Silver and Kreter both have been successful winning these competitions, with two wins each. At Hack Midwest in Kansas City this summer, Kreter, Silver and fellow student Joe Loser’s facial recognition application for drones won first place, yielding a 3-D printer as first prize. But while the prizes are certainly attractive, what drives many students to participate is the ability to experiment with languages and tech that is often far afield from what’s found in the classroom. Anything from websites to applications for Raspberry Pis is fair game.
“Every hack that I go to, every hack that I make, I work with a different product,” Silver said. “I might try to make a mobile app when I haven’t worked with mobile apps in weeks or months. I might try to build a facial recognition drone app when I’ve never worked with drones or facial recognition.”
Kreter agreed that the experience he gained wasn’t readily available in a classroom setting.
“The biggest thing [hackathons] offered me at first was it allowed me to get with other experienced programmers and see how an app is built and see how to actually program, whereas you don’t really learn that in school,” Kreter said. “But then, once we started doing better, actually winning a few hackathons, we started getting noticed by the sponsors and other people to talk to. And there are tons of people to talk to. I mean, Google, Facebook, Amazon, all these huge companies that if you go to the career fair, you don’t get a chance to meet.”
Of course, the companies that sponsor and provide prizes do it because they want to establish a fertile recruiting ground. Hack Mizzou this year is partnered with Tradebot, a high-frequency, computer trading firm in Kansas City. Junior business management major Gabrielle Perdieu, has been coordinating sponsors for this year’s Hack Mizzou,
“We got our co-host, Tradebot, through Jennifer Tomlinson [Tradebot’s director of human resources and treasurer] because she interviews on campus a lot,” Perdieu said. “And they’re our co-hosts because they were the first ones I emailed, and they immediately said yes.”

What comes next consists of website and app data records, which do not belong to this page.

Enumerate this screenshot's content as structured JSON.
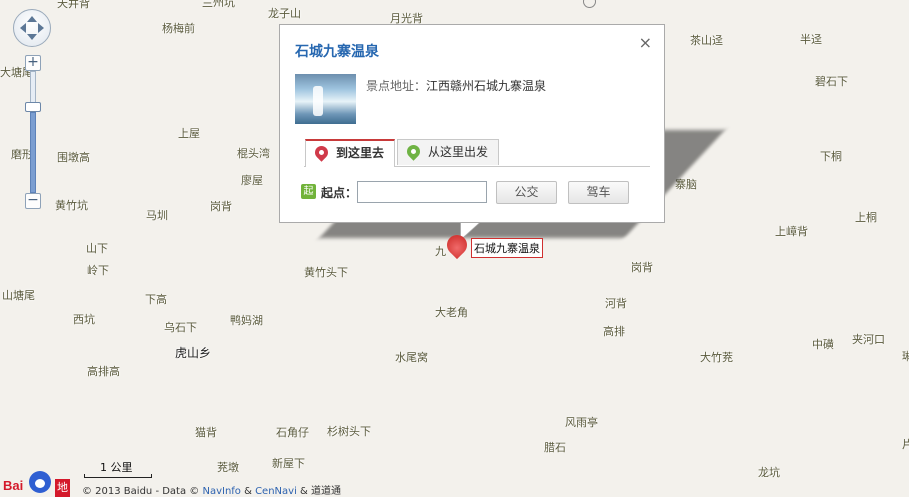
{
  "places": [
    {
      "id": "p1",
      "name": "天井背"
    },
    {
      "id": "p2",
      "name": "兰州坑"
    },
    {
      "id": "p3",
      "name": "龙子山"
    },
    {
      "id": "p4",
      "name": "月光背"
    },
    {
      "id": "p5",
      "name": "杨梅前"
    },
    {
      "id": "p6",
      "name": "大塘尾"
    },
    {
      "id": "p7",
      "name": "上屋"
    },
    {
      "id": "p8",
      "name": "磨形"
    },
    {
      "id": "p9",
      "name": "围墩高"
    },
    {
      "id": "p10",
      "name": "棍头湾"
    },
    {
      "id": "p11",
      "name": "廖屋"
    },
    {
      "id": "p12",
      "name": "黄竹坑"
    },
    {
      "id": "p13",
      "name": "马圳"
    },
    {
      "id": "p14",
      "name": "岗背"
    },
    {
      "id": "p15",
      "name": "山下"
    },
    {
      "id": "p16",
      "name": "岭下"
    },
    {
      "id": "p17",
      "name": "黄竹头下"
    },
    {
      "id": "p18",
      "name": "山塘尾"
    },
    {
      "id": "p19",
      "name": "下高"
    },
    {
      "id": "p20",
      "name": "西坑"
    },
    {
      "id": "p21",
      "name": "乌石下"
    },
    {
      "id": "p22",
      "name": "鸭妈湖"
    },
    {
      "id": "p23",
      "name": "虎山乡"
    },
    {
      "id": "p24",
      "name": "大老角"
    },
    {
      "id": "p25",
      "name": "高排高"
    },
    {
      "id": "p26",
      "name": "水尾窝"
    },
    {
      "id": "p27",
      "name": "茶山迳"
    },
    {
      "id": "p28",
      "name": "半迳"
    },
    {
      "id": "p29",
      "name": "碧石下"
    },
    {
      "id": "p30",
      "name": "下桐"
    },
    {
      "id": "p31",
      "name": "寨脑"
    },
    {
      "id": "p32",
      "name": "上桐"
    },
    {
      "id": "p33",
      "name": "上嶂背"
    },
    {
      "id": "p34",
      "name": "岗背"
    },
    {
      "id": "p35",
      "name": "河背"
    },
    {
      "id": "p36",
      "name": "高排"
    },
    {
      "id": "p37",
      "name": "中磺"
    },
    {
      "id": "p38",
      "name": "夹河口"
    },
    {
      "id": "p39",
      "name": "大竹茺"
    },
    {
      "id": "p40",
      "name": "风雨亭"
    },
    {
      "id": "p41",
      "name": "腊石"
    },
    {
      "id": "p42",
      "name": "猫背"
    },
    {
      "id": "p43",
      "name": "石角仔"
    },
    {
      "id": "p44",
      "name": "杉树头下"
    },
    {
      "id": "p45",
      "name": "茺墩"
    },
    {
      "id": "p46",
      "name": "新屋下"
    },
    {
      "id": "p47",
      "name": "龙坑"
    },
    {
      "id": "p48",
      "name": "九"
    },
    {
      "id": "p49",
      "name": "琳"
    },
    {
      "id": "p50",
      "name": "片"
    }
  ],
  "popup": {
    "title": "石城九寨温泉",
    "close_symbol": "×",
    "address_label": "景点地址：",
    "address_value": "江西赣州石城九寨温泉",
    "tabs": [
      {
        "label": "到这里去"
      },
      {
        "label": "从这里出发"
      }
    ],
    "start_badge": "起",
    "start_label": "起点：",
    "start_value": "",
    "start_placeholder": "",
    "btn_bus": "公交",
    "btn_drive": "驾车"
  },
  "marker": {
    "label": "石城九寨温泉"
  },
  "zoom": {
    "plus": "+",
    "minus": "−",
    "level_fraction": 0.66
  },
  "scale": {
    "label": "1 公里"
  },
  "logo": {
    "bai": "Bai",
    "tu": "地图"
  },
  "copyright": {
    "prefix": "© 2013 Baidu - Data © ",
    "navinfo": "NavInfo",
    "amp1": " & ",
    "cennavi": "CenNavi",
    "amp2": " & ",
    "daodao": "道道通"
  },
  "colors": {
    "accent": "#2667b0",
    "marker": "#c8231f",
    "go_tab": "#c83a3a",
    "start_badge": "#71b33a"
  }
}
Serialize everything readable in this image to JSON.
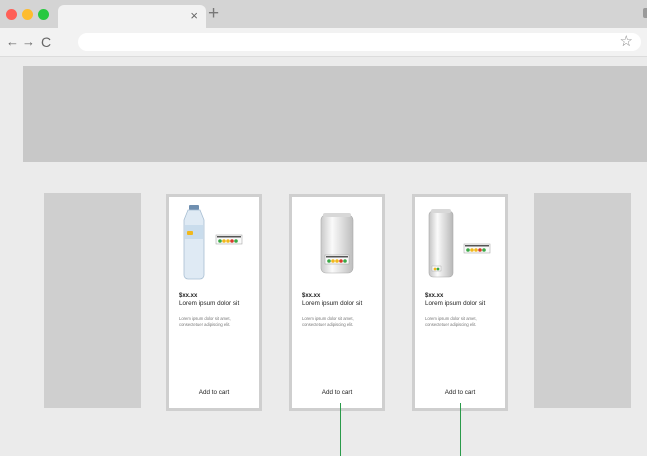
{
  "browser": {
    "tab": {
      "title": "",
      "close_glyph": "×"
    },
    "new_tab_glyph": "+",
    "toolbar": {
      "back_glyph": "←",
      "forward_glyph": "→",
      "reload_glyph": "C",
      "url": "",
      "bookmark_glyph": "☆"
    }
  },
  "products": [
    {
      "image": "water-bottle",
      "price": "$xx.xx",
      "title": "Lorem ipsum dolor sit",
      "description": "Lorem ipsum dolor sit amet, consectetuer adipiscing elit.",
      "cta": "Add to cart"
    },
    {
      "image": "beverage-can",
      "price": "$xx.xx",
      "title": "Lorem ipsum dolor sit",
      "description": "Lorem ipsum dolor sit amet, consectetuer adipiscing elit.",
      "cta": "Add to cart"
    },
    {
      "image": "tall-beverage-can",
      "price": "$xx.xx",
      "title": "Lorem ipsum dolor sit",
      "description": "Lorem ipsum dolor sit amet, consectetuer adipiscing elit.",
      "cta": "Add to cart"
    }
  ],
  "colors": {
    "accent_line": "#2a9a4a",
    "placeholder": "#c8c8c8",
    "nutrition_red": "#d83a2a",
    "nutrition_amber": "#f1b81c",
    "nutrition_green": "#3aa845"
  }
}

Perdieu got involved with hackathons last year, when as a business management member of ACM, she volunteered to work at Hack Mizzou. Ultimately Perdieu wants to find a job in the tech recruiting field, and like Kreter, she only needed one weekend to discover just how crucial these hackathons were.
“[Silver] was asking everyone in ACM if they wanted to get involved with [Hack Mizzou],” Perideu said. “Well, everyone else was working on these SIGs where they code and program for fun and I was like, ‘I’m gonna do [Hack Mizzou],’ and it just took off from there.”
With only a month to go, there still is a lot of work to be done before Hack Mizzou. Silver and Perdieu are working currently to secure the sponsorships for the event, having raised $35,000 of the $50,000 needed. Kreter and other volunteers now will begin addressing the logistical problems associated with feeding and housing students from around the U.S. and Canada. Normally, an event of similar size and prestige would need some faculty guidance, but associate teaching professor Dale Musser, director of MU Engineering’s IT program said that he and other professors only provided the occasional introduction when needed.
“It’s definitely student-driven … Everything that has happened happened because [student organizers] made it happen,” Musser said. “It’s almost always hard for a student to reach into the executive level or the organizational level without some sort of introduction.”
Although the faculty has taken a hands-off approach towards the preparation, they are excited at the prospect of hosting a hack.
“I see the hackathon as a really great opportunity for our students, the visibility of our program, the marketing aspects. It elevates us overall in the tech community,” Musser said. “So, I really want it to happen.”